- Task brief -
Your answer must be the records below, printed exactly.

+ + + + + + +

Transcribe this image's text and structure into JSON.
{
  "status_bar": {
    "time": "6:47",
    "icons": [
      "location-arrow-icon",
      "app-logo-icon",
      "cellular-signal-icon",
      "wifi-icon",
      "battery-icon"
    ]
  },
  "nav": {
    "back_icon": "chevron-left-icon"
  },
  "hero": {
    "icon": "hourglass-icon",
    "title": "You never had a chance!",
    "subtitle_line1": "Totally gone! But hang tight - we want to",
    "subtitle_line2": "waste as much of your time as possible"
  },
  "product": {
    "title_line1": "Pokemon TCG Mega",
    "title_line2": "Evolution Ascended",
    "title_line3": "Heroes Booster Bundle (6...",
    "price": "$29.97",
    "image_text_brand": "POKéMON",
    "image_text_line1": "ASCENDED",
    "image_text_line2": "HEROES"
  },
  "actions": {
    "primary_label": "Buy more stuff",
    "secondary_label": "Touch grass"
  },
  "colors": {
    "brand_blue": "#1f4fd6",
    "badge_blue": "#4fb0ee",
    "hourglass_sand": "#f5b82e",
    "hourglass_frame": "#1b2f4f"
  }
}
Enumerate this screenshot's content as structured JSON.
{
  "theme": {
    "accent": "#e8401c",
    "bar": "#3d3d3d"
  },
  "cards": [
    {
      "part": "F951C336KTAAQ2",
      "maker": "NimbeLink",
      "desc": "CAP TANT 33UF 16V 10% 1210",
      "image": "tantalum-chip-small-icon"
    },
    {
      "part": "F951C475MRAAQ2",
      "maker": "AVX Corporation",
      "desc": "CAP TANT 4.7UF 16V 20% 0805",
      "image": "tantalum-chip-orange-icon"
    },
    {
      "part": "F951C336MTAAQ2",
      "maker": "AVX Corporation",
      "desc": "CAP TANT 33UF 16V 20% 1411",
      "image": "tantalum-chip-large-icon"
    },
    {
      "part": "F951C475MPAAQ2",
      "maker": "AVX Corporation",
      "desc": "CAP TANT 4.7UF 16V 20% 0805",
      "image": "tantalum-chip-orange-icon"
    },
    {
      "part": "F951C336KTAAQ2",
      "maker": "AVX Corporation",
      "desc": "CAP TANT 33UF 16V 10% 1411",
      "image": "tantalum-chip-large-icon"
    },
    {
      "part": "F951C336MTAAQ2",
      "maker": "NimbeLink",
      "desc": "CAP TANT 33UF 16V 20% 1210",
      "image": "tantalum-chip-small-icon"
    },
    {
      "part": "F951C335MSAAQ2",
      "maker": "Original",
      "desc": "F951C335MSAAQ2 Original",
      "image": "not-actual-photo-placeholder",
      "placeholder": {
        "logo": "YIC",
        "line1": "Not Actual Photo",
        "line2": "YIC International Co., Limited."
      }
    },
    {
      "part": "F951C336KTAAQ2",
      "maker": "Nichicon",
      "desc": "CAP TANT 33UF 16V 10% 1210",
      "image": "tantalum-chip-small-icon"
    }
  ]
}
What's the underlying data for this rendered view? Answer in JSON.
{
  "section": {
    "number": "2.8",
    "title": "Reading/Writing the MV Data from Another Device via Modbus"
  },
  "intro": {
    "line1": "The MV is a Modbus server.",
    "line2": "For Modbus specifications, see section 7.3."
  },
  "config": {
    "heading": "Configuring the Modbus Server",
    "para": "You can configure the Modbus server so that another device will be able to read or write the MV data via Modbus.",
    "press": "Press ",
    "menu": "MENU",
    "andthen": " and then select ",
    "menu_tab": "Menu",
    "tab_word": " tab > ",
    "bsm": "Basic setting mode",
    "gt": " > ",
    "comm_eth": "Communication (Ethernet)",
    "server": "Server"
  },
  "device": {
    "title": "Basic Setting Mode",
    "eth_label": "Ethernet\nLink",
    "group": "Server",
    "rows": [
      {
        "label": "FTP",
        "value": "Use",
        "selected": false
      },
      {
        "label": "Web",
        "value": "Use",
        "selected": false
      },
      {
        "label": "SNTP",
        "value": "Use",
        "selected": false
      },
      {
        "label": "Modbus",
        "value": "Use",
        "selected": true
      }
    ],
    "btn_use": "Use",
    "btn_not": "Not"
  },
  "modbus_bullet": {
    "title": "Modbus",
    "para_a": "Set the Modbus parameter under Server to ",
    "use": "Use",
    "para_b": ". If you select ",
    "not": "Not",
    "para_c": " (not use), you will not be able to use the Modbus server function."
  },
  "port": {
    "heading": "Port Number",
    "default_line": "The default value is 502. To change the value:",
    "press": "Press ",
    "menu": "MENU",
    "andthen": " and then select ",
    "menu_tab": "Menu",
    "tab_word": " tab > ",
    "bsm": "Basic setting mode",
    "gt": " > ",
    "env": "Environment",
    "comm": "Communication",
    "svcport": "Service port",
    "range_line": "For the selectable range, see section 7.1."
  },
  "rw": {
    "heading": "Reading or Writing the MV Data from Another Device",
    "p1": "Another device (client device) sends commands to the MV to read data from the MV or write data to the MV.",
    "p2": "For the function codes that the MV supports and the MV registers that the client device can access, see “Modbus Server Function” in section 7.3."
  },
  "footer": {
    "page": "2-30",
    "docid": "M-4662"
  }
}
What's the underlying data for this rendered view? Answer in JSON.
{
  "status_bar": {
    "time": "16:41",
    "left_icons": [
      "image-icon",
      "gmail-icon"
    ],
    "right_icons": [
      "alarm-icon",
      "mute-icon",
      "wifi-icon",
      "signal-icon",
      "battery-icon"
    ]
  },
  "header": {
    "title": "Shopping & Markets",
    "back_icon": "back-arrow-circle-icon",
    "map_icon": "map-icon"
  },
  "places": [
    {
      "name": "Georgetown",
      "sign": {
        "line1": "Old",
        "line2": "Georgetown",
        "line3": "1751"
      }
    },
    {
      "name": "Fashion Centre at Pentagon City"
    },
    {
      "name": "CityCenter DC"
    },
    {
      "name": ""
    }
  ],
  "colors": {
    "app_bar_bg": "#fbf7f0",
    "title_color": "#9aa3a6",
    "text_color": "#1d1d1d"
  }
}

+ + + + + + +

- Output of the exercise -
Transcribe this image's text and structure into JSON.
{
  "status_bar": {
    "time": "6:47",
    "icons": [
      "location-arrow-icon",
      "app-logo-icon",
      "cellular-signal-icon",
      "wifi-icon",
      "battery-icon"
    ]
  },
  "nav": {
    "back_icon": "chevron-left-icon"
  },
  "hero": {
    "icon": "hourglass-icon",
    "title": "You never had a chance!",
    "subtitle_line1": "Totally gone! But hang tight - we want to",
    "subtitle_line2": "waste as much of your time as possible"
  },
  "product": {
    "title_line1": "Pokemon TCG Mega",
    "title_line2": "Evolution Ascended",
    "title_line3": "Heroes Booster Bundle (6...",
    "price": "$29.97",
    "image_text_brand": "POKéMON",
    "image_text_line1": "ASCENDED",
    "image_text_line2": "HEROES"
  },
  "actions": {
    "primary_label": "Buy more stuff",
    "secondary_label": "Touch grass"
  },
  "colors": {
    "brand_blue": "#1f4fd6",
    "badge_blue": "#4fb0ee",
    "hourglass_sand": "#f5b82e",
    "hourglass_frame": "#1b2f4f"
  }
}
Enumerate this screenshot's content as structured JSON.
{
  "theme": {
    "accent": "#e8401c",
    "bar": "#3d3d3d"
  },
  "cards": [
    {
      "part": "F951C336KTAAQ2",
      "maker": "NimbeLink",
      "desc": "CAP TANT 33UF 16V 10% 1210",
      "image": "tantalum-chip-small-icon"
    },
    {
      "part": "F951C475MRAAQ2",
      "maker": "AVX Corporation",
      "desc": "CAP TANT 4.7UF 16V 20% 0805",
      "image": "tantalum-chip-orange-icon"
    },
    {
      "part": "F951C336MTAAQ2",
      "maker": "AVX Corporation",
      "desc": "CAP TANT 33UF 16V 20% 1411",
      "image": "tantalum-chip-large-icon"
    },
    {
      "part": "F951C475MPAAQ2",
      "maker": "AVX Corporation",
      "desc": "CAP TANT 4.7UF 16V 20% 0805",
      "image": "tantalum-chip-orange-icon"
    },
    {
      "part": "F951C336KTAAQ2",
      "maker": "AVX Corporation",
      "desc": "CAP TANT 33UF 16V 10% 1411",
      "image": "tantalum-chip-large-icon"
    },
    {
      "part": "F951C336MTAAQ2",
      "maker": "NimbeLink",
      "desc": "CAP TANT 33UF 16V 20% 1210",
      "image": "tantalum-chip-small-icon"
    },
    {
      "part": "F951C335MSAAQ2",
      "maker": "Original",
      "desc": "F951C335MSAAQ2 Original",
      "image": "not-actual-photo-placeholder",
      "placeholder": {
        "logo": "YIC",
        "line1": "Not Actual Photo",
        "line2": "YIC International Co., Limited."
      }
    },
    {
      "part": "F951C336KTAAQ2",
      "maker": "Nichicon",
      "desc": "CAP TANT 33UF 16V 10% 1210",
      "image": "tantalum-chip-small-icon"
    }
  ]
}
What's the underlying data for this rendered view? Answer in JSON.
{
  "section": {
    "number": "2.8",
    "title": "Reading/Writing the MV Data from Another Device via Modbus"
  },
  "intro": {
    "line1": "The MV is a Modbus server.",
    "line2": "For Modbus specifications, see section 7.3."
  },
  "config": {
    "heading": "Configuring the Modbus Server",
    "para": "You can configure the Modbus server so that another device will be able to read or write the MV data via Modbus.",
    "press": "Press ",
    "menu": "MENU",
    "andthen": " and then select ",
    "menu_tab": "Menu",
    "tab_word": " tab > ",
    "bsm": "Basic setting mode",
    "gt": " > ",
    "comm_eth": "Communication (Ethernet)",
    "server": "Server"
  },
  "device": {
    "title": "Basic Setting Mode",
    "eth_label": "Ethernet\nLink",
    "group": "Server",
    "rows": [
      {
        "label": "FTP",
        "value": "Use",
        "selected": false
      },
      {
        "label": "Web",
        "value": "Use",
        "selected": false
      },
      {
        "label": "SNTP",
        "value": "Use",
        "selected": false
      },
      {
        "label": "Modbus",
        "value": "Use",
        "selected": true
      }
    ],
    "btn_use": "Use",
    "btn_not": "Not"
  },
  "modbus_bullet": {
    "title": "Modbus",
    "para_a": "Set the Modbus parameter under Server to ",
    "use": "Use",
    "para_b": ". If you select ",
    "not": "Not",
    "para_c": " (not use), you will not be able to use the Modbus server function."
  },
  "port": {
    "heading": "Port Number",
    "default_line": "The default value is 502. To change the value:",
    "press": "Press ",
    "menu": "MENU",
    "andthen": " and then select ",
    "menu_tab": "Menu",
    "tab_word": " tab > ",
    "bsm": "Basic setting mode",
    "gt": " > ",
    "env": "Environment",
    "comm": "Communication",
    "svcport": "Service port",
    "range_line": "For the selectable range, see section 7.1."
  },
  "rw": {
    "heading": "Reading or Writing the MV Data from Another Device",
    "p1": "Another device (client device) sends commands to the MV to read data from the MV or write data to the MV.",
    "p2": "For the function codes that the MV supports and the MV registers that the client device can access, see “Modbus Server Function” in section 7.3."
  },
  "footer": {
    "page": "2-30",
    "docid": "M-4662"
  }
}
What's the underlying data for this rendered view? Answer in JSON.
{
  "status_bar": {
    "time": "16:41",
    "left_icons": [
      "image-icon",
      "gmail-icon"
    ],
    "right_icons": [
      "alarm-icon",
      "mute-icon",
      "wifi-icon",
      "signal-icon",
      "battery-icon"
    ]
  },
  "header": {
    "title": "Shopping & Markets",
    "back_icon": "back-arrow-circle-icon",
    "map_icon": "map-icon"
  },
  "places": [
    {
      "name": "Georgetown",
      "sign": {
        "line1": "Old",
        "line2": "Georgetown",
        "line3": "1751"
      }
    },
    {
      "name": "Fashion Centre at Pentagon City"
    },
    {
      "name": "CityCenter DC"
    },
    {
      "name": ""
    }
  ],
  "colors": {
    "app_bar_bg": "#fbf7f0",
    "title_color": "#9aa3a6",
    "text_color": "#1d1d1d"
  }
}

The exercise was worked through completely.